Era of widespread small UAS commercial operation takes off.

As of August 29, the FAA’s new rules permitting commercial operation of small unmanned aircraft systems (UAS, also known as “drones”) have taken effect. (And, just in time, the FAA has announced that the Office of Management and Budget has signed off on the “information collections” created by those rules, thereby eliminating any Paperwork Reduction Act concerns.) Previously, small UAS could be operated commercially only pursuant to what were known as “333 exemptions”. As we reported a couple of months ago, the FAA has now added a new Part 107 to its rules that obviates the need for such exemptions, so long as specific flying requirements are followed. Before you launch your UAS into the wild blue yonder, though, be sure to familiarize yourself with those requirements, which impose limits on a number of operational aspects: how, where and when your UAS can be flown, what it can transport, how it is to be registered, etc.
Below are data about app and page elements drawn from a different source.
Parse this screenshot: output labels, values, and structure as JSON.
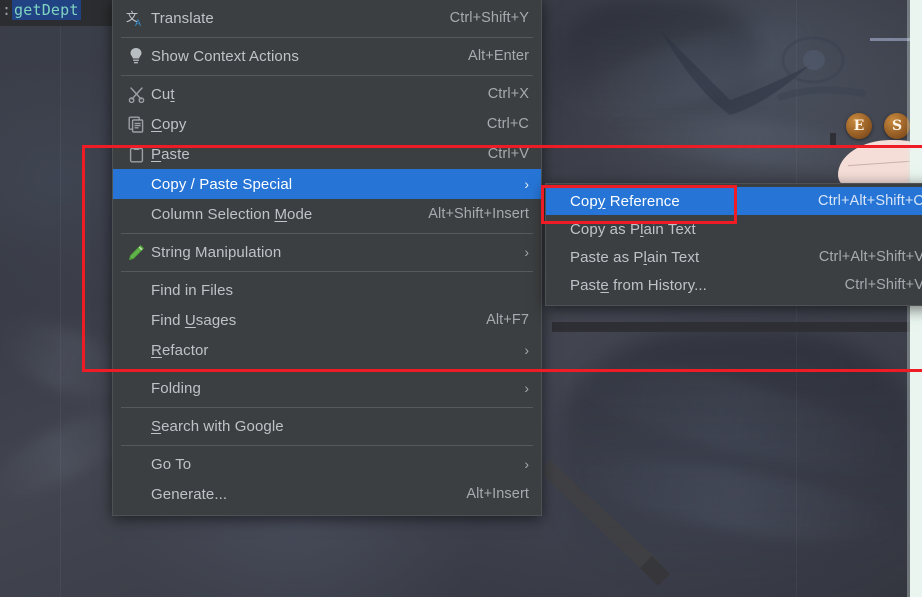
{
  "editor": {
    "gutter_char": ":",
    "selected_token": "getDept"
  },
  "colors": {
    "menu_bg": "#3c3f41",
    "menu_border": "#4e5254",
    "selection_blue": "#2675d6",
    "annotation_red": "#f01c25",
    "text": "#bfc3c7",
    "shortcut_text": "#a7aaae",
    "separator": "#56595b"
  },
  "context_menu": {
    "name": "editor-context-menu",
    "groups": [
      {
        "items": [
          {
            "label": "Translate",
            "shortcut": "Ctrl+Shift+Y",
            "icon": "translate-icon",
            "mnemonic": "",
            "arrow": "",
            "selected": false
          }
        ]
      },
      {
        "items": [
          {
            "label": "Show Context Actions",
            "shortcut": "Alt+Enter",
            "icon": "lightbulb-icon",
            "mnemonic": "",
            "arrow": "",
            "selected": false
          }
        ]
      },
      {
        "items": [
          {
            "label": "Cut",
            "shortcut": "Ctrl+X",
            "icon": "scissors-icon",
            "mnemonic": "t",
            "arrow": "",
            "selected": false
          },
          {
            "label": "Copy",
            "shortcut": "Ctrl+C",
            "icon": "copy-icon",
            "mnemonic": "C",
            "arrow": "",
            "selected": false
          },
          {
            "label": "Paste",
            "shortcut": "Ctrl+V",
            "icon": "clipboard-icon",
            "mnemonic": "P",
            "arrow": "",
            "selected": false
          },
          {
            "label": "Copy / Paste Special",
            "shortcut": "",
            "icon": "",
            "mnemonic": "",
            "arrow": "›",
            "selected": true
          },
          {
            "label": "Column Selection Mode",
            "shortcut": "Alt+Shift+Insert",
            "icon": "",
            "mnemonic": "M",
            "arrow": "",
            "selected": false
          }
        ]
      },
      {
        "items": [
          {
            "label": "String Manipulation",
            "shortcut": "",
            "icon": "pencil-icon",
            "mnemonic": "",
            "arrow": "›",
            "selected": false
          }
        ]
      },
      {
        "items": [
          {
            "label": "Find in Files",
            "shortcut": "",
            "icon": "",
            "mnemonic": "",
            "arrow": "",
            "selected": false
          },
          {
            "label": "Find Usages",
            "shortcut": "Alt+F7",
            "icon": "",
            "mnemonic": "U",
            "arrow": "",
            "selected": false
          },
          {
            "label": "Refactor",
            "shortcut": "",
            "icon": "",
            "mnemonic": "R",
            "arrow": "›",
            "selected": false
          }
        ]
      },
      {
        "items": [
          {
            "label": "Folding",
            "shortcut": "",
            "icon": "",
            "mnemonic": "",
            "arrow": "›",
            "selected": false
          }
        ]
      },
      {
        "items": [
          {
            "label": "Search with Google",
            "shortcut": "",
            "icon": "",
            "mnemonic": "S",
            "arrow": "",
            "selected": false
          }
        ]
      },
      {
        "items": [
          {
            "label": "Go To",
            "shortcut": "",
            "icon": "",
            "mnemonic": "",
            "arrow": "›",
            "selected": false
          },
          {
            "label": "Generate...",
            "shortcut": "Alt+Insert",
            "icon": "",
            "mnemonic": "",
            "arrow": "",
            "selected": false
          }
        ]
      }
    ]
  },
  "submenu": {
    "name": "copy-paste-special-submenu",
    "items": [
      {
        "label": "Copy Reference",
        "shortcut": "Ctrl+Alt+Shift+C",
        "mnemonic": "y",
        "selected": true
      },
      {
        "label": "Copy as Plain Text",
        "shortcut": "",
        "mnemonic": "l",
        "selected": false
      },
      {
        "label": "Paste as Plain Text",
        "shortcut": "Ctrl+Alt+Shift+V",
        "mnemonic": "l",
        "selected": false
      },
      {
        "label": "Paste from History...",
        "shortcut": "Ctrl+Shift+V",
        "mnemonic": "e",
        "selected": false
      }
    ]
  },
  "annotations": [
    {
      "name": "menu-region-highlight"
    },
    {
      "name": "copy-reference-highlight"
    }
  ],
  "badges": [
    {
      "letter": "E",
      "name": "badge-e"
    },
    {
      "letter": "S",
      "name": "badge-s"
    }
  ]
}
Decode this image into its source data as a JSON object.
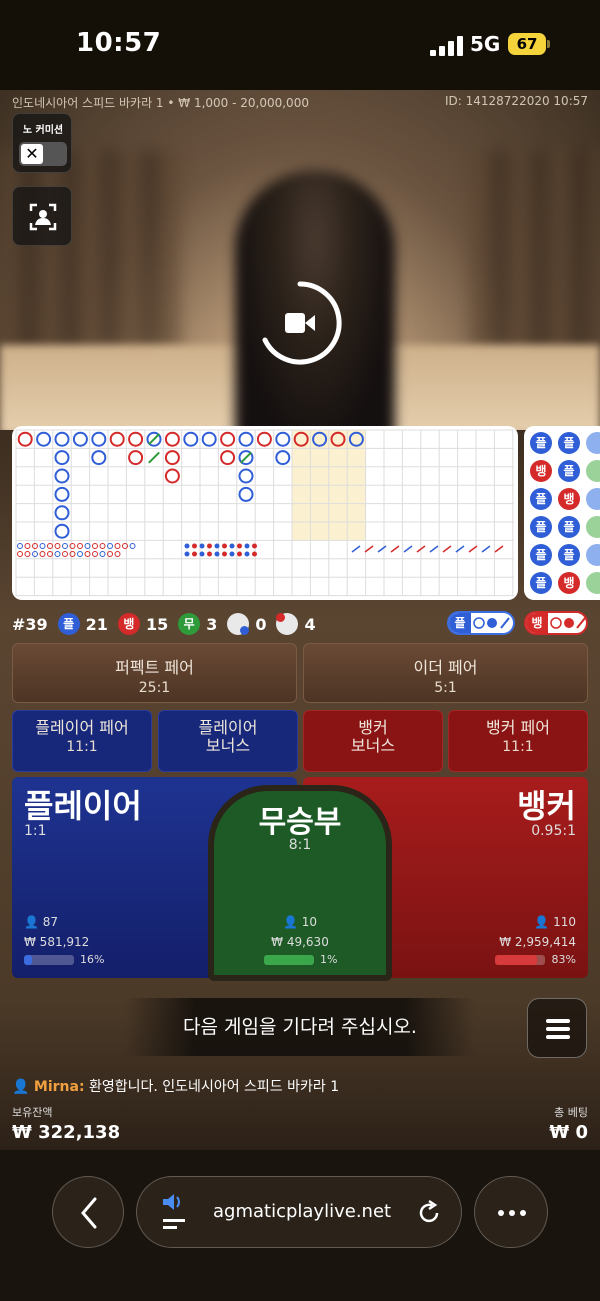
{
  "status_bar": {
    "time": "10:57",
    "network": "5G",
    "battery": "67"
  },
  "game": {
    "info": "인도네시아어 스피드 바카라 1 • ₩ 1,000 - 20,000,000",
    "round_id": "ID: 14128722020 10:57",
    "no_commission_label": "노 커미션",
    "no_commission_toggle": "✕"
  },
  "roadmap": {
    "bead_letters": {
      "player": "플",
      "banker": "뱅"
    },
    "bead_rows": [
      [
        "플",
        "플"
      ],
      [
        "뱅",
        "플"
      ],
      [
        "플",
        "뱅"
      ],
      [
        "플",
        "플"
      ],
      [
        "플",
        "플"
      ],
      [
        "플",
        "뱅"
      ]
    ]
  },
  "stats": {
    "round": "#39",
    "player_label": "플",
    "player_count": "21",
    "banker_label": "뱅",
    "banker_count": "15",
    "tie_label": "무",
    "tie_count": "3",
    "player_pair_count": "0",
    "banker_pair_count": "4",
    "predict_player": "플",
    "predict_banker": "뱅"
  },
  "colors": {
    "player": "#2f5ed6",
    "banker": "#d42a2a",
    "tie": "#2e9a3a"
  },
  "bets": {
    "perfect_pair": {
      "label": "퍼펙트 페어",
      "odds": "25:1"
    },
    "either_pair": {
      "label": "이더 페어",
      "odds": "5:1"
    },
    "player_pair": {
      "label": "플레이어 페어",
      "odds": "11:1"
    },
    "player_bonus": {
      "label1": "플레이어",
      "label2": "보너스"
    },
    "banker_bonus": {
      "label1": "뱅커",
      "label2": "보너스"
    },
    "banker_pair": {
      "label": "뱅커 페어",
      "odds": "11:1"
    },
    "player": {
      "label": "플레이어",
      "odds": "1:1",
      "players": "87",
      "amount": "₩ 581,912",
      "percent": "16%",
      "fill": 0.16
    },
    "tie": {
      "label": "무승부",
      "odds": "8:1",
      "players": "10",
      "amount": "₩ 49,630",
      "percent": "1%",
      "fill": 0.01
    },
    "banker": {
      "label": "뱅커",
      "odds": "0.95:1",
      "players": "110",
      "amount": "₩ 2,959,414",
      "percent": "83%",
      "fill": 0.83
    }
  },
  "message": "다음 게임을 기다려 주십시오.",
  "chat": {
    "user": "Mirna:",
    "text": "환영합니다. 인도네시아어 스피드 바카라 1"
  },
  "balance": {
    "label": "보유잔액",
    "value": "₩ 322,138"
  },
  "total_bet": {
    "label": "총 베팅",
    "value": "₩ 0"
  },
  "browser": {
    "url": "agmaticplaylive.net"
  }
}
And don’t forget, you’ll be needing an authorized pilot – technically, a “remote pilot in command” (remote PIC) holding a “remote pilot certificate with a small UAS rating” – at the controls. Individuals already holding a Part 61 pilot certificate have a relatively easy path to their remote pilot certification: they just take the online “Part 107 sUAS Course” available at the FAA’s website and, having successfully completed the course, apply for the remote certification. Would-be remote PICs who don’t already have a Part 61 certificate face a more rigorous and time-consuming process which includes threshold background checks and a mandatory initial aeronautical knowledge test administered at an FAA-approved knowledge testing center. If you’re looking to get your UAS airborne as quickly as possible, using a Part 61-certified pilot willing to take the Part 107 course is probably your best bet.
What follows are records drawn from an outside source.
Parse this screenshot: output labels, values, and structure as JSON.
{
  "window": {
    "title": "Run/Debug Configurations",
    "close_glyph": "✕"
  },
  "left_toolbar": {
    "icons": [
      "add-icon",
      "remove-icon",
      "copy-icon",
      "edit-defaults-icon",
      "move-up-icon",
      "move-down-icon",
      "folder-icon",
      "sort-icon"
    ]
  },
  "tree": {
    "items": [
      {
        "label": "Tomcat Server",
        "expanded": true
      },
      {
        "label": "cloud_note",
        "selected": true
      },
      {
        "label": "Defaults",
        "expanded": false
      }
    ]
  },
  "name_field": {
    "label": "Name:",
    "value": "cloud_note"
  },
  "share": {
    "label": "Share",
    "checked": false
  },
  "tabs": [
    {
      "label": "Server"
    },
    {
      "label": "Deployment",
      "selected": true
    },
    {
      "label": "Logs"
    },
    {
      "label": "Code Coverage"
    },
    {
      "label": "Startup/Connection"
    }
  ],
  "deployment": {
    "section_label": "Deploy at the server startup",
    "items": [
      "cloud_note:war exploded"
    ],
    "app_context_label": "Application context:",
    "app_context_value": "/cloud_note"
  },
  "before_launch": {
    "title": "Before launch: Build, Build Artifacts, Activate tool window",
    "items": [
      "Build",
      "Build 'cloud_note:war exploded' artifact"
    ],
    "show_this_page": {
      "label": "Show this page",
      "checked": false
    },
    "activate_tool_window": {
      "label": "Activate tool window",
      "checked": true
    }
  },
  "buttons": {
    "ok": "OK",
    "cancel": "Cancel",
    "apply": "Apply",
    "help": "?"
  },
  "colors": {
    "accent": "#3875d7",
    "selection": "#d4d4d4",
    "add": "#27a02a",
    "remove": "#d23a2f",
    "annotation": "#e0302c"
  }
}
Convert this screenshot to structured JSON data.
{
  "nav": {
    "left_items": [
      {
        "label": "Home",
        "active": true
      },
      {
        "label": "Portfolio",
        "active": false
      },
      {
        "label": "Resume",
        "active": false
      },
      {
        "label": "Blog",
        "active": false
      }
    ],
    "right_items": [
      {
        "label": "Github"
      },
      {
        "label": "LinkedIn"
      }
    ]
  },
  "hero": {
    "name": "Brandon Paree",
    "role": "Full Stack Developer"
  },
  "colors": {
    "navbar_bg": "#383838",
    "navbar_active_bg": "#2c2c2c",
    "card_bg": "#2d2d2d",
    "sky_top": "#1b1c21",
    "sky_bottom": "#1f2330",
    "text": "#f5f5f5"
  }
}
While Part 107 operation has now largely replaced the need for 333 exemptions, the FAA is still facing a backlog of applications for 333 exemptions that were in the pipeline before the new Part 107 rules were adopted. We understand that the FAA is triaging applications in the backlog, with plans to dismiss those proposing operations permissible under the new rules. Pending applications proposing operations beyond the scope of Part 107 will continue to be processed.

And coming up on the horizon: a new set of rules to provide more guidance and flexibility on UAS flights over people. The FAA reportedly aims to complete this next year.

Finally, a word to the wise. We hear that the FAA has been training both field staff and local law enforcement on the new rules. While the precise penalties for violations have not been spelled out, the FAA does have authority to assess civil penalties up to $27,500 – which provides plenty of incentive to fly lawfully out there!